Debts and Deficits: Martin Wolf Is Right
America Needs a New Constitutional Convention

What Are the Central Bankers Thinking?

Ryan Avent calls for Ben Bernanke's head:

The threatened Fed: There is ample reason to feel that the recovery might be weak and jobless. Fed projections basically reflect this. The Federal Open Market Committee generally expects growth for the American economy in the neighbourhood of 2.5% to 3.5% in 2010, with the unemployment rate holding between 9.3% and 9.7%. Expectations for growth in 2011 and 2012 are higher, ranging roughly from 3% to 5%, and the FOMC believes that the unemployment rate might possibly fall as low as 6.8% by the end of 2012. That's five years after the onset of the recession.... Core inflation is forecast to reach no higher than 1.7%, even into 2012.

But the minutes reflect no inclination to do anything more than what has already been put in motion. Indeed, participants remain very concerned about how they'll pull back on their various interventions.... [I]t's hard to know quite what to say. There was some interesting writing last week on the subject of Fed independence and whether or not the central bank could actually generate some inflation, if it wanted to.... [T]he FOMC believes that it probably could... yet it will not, despite its own forecasts indicating that full employment—the maintenance of which is one of the Fed's primary goals—isn't likely to return for at least the next three years.

I noted last week that political control of monetary policy would inevitably lead to accelerating inflation. Central bankers seem to have warped this truth into its mistaken corollary—that price stability means never doing what political actors want, even if what they want is actually what's best. But now the Fed finds itself in a real bind. If it continues ignoring unemployment, then it may face angry legislators determined to rein in the central bank. If it agrees that taking more steps to try and engineer some inflation is a good idea, it may well be perceived to have given in to political pressure.

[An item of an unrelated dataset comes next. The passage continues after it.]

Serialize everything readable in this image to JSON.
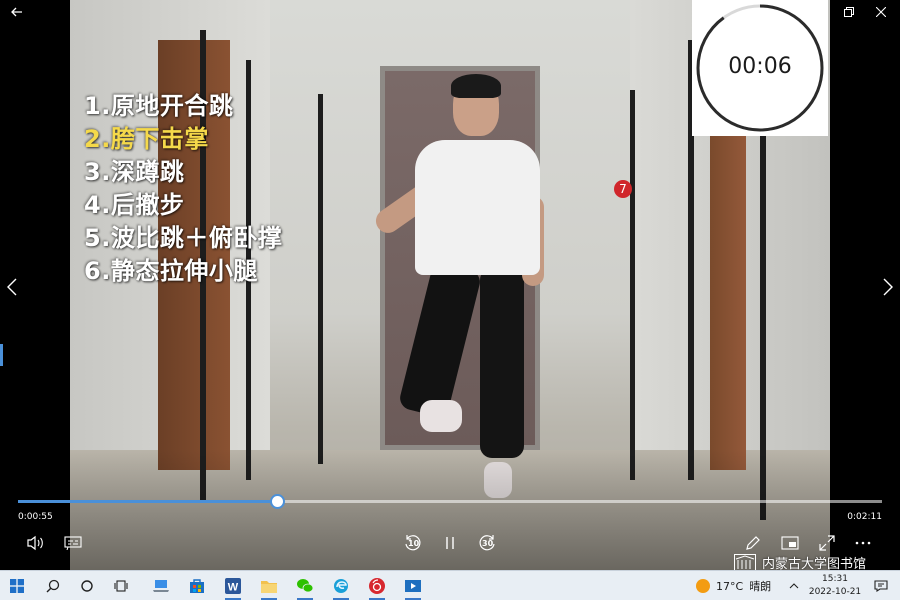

Another way to put this is to note that there's no avoiding the threat to Fed independence here; there is no safe path to protection of the sanctity of monetary policymaking. Given that, the best thing for the politicians to do may well be to try and put the central bank in a position where it feels confident enough to do the job it's actually supposed to do. And I think that means new blood. Replacing Mr Bernanke with someone publicly committed to focusing on all aspects of the central bank's mission...

Me? I can't see anyone I trust to better analyze central banking issues than Ben Bernanke. I would settle for the Federal Reserve's adoption of a formal 3% per year GDP deflator inflation target. Just saying.